Olecranon Bursitis

The bursa is a cushion that is present at the back of the elbow. It allows the skin to glide over the bone on movement.

This condition presents as painful swelling at the back of the elbow. The pain and the swelling can vary in intensity and size respectively. Once it occurs, the condition can become recurrent. It can hinder elbow and arm function as resting on the elbow is painful.

It is thought to start with irritation of the bursa. Most commonly by repetitive action such as resting on the elbow. However, it can also occur spontaneously.

How is the diagnosis made?

The diagnosis is made by history and examination. An X-ray may be required looking for a bony spur.

What is the treatment?

Most commonly, the bursa is inflamed. This can be treated with anti-inflammatories and in the majority of cases this resolves the issue. Occasionally, the remnant bursa may remain enlarged and problematic. If this is the case, it can be aspirated but this usually leads to recurrence. Otherwise it can be excised surgically. If surgery is performed, it will involve excising the whole bursa but also the bony spur (if one is present).

The surgery is performed under general anaesthetic as a day case procedure. There will be dressing and bandages but patients can move and use their elbow afterwards. The sutures will be removed at 2 weeks.

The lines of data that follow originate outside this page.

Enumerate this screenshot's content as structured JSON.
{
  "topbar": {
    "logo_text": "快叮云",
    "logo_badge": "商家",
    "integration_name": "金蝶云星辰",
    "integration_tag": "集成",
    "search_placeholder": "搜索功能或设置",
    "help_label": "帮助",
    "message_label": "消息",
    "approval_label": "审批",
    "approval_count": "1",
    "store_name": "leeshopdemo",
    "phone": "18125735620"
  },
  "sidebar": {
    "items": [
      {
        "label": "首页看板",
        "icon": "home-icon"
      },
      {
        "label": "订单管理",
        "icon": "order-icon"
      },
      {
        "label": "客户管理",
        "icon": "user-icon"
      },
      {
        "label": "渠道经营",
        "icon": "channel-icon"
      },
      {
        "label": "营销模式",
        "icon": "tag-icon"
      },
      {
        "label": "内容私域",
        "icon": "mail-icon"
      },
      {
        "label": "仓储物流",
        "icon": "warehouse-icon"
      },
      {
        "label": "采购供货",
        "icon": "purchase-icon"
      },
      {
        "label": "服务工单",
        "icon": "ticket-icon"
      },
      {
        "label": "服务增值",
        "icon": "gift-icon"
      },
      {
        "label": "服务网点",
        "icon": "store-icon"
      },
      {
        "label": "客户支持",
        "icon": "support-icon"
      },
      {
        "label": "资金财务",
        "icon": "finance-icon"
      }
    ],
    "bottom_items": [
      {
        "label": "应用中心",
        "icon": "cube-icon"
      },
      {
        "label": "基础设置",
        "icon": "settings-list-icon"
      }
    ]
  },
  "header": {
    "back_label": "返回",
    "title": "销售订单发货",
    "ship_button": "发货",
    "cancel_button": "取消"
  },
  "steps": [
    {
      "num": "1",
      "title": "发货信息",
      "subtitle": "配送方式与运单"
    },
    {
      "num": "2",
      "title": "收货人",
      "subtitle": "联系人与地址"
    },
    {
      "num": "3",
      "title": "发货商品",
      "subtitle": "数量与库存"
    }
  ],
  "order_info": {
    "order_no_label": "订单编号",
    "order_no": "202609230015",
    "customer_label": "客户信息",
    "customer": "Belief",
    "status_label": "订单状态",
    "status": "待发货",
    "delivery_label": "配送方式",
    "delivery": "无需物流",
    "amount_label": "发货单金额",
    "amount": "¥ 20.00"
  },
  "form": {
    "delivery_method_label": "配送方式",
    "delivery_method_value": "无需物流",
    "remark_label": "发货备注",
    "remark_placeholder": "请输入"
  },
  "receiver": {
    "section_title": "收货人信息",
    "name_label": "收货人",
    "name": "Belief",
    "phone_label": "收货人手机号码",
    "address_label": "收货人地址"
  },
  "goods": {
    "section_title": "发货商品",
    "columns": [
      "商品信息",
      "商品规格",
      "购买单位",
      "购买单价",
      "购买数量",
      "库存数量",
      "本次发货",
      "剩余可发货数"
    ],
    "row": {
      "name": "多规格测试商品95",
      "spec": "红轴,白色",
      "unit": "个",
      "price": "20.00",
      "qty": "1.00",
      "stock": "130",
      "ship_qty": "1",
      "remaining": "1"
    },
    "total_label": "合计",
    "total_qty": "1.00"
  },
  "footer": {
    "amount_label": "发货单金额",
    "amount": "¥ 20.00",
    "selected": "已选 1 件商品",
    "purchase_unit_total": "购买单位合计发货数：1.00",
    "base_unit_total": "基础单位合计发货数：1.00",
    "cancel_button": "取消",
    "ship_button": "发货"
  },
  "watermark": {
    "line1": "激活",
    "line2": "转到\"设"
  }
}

Sometimes the bursa may be infected. This may be associated with severe pain and spreading cellulitis (redness). In this case, this can be treated with antibiotics. Occasionally this may require admission to hospital for intravenous (injection) antibiotics and elevation of the arm. In most cases, the infection resolves with this but if the antibiotics fail, an incision and drainage (a cut to let the pus out) may be necessary. This operation is carried out under general anaesthetic

The surgery is performed under general anaesthetic. It may require further surgery 48 hours later for further washout. The wound is usually left open and allowed to heal from inside to out. This will require regular change of dressings. The wound may take a couple of weeks to heal fully.

Risks of Surgery

This surgery carries risks of infection, bleeding, nerve injury, recurrence of the bursa and sinus formation (an opening in the skin with constant discharge).

Back to top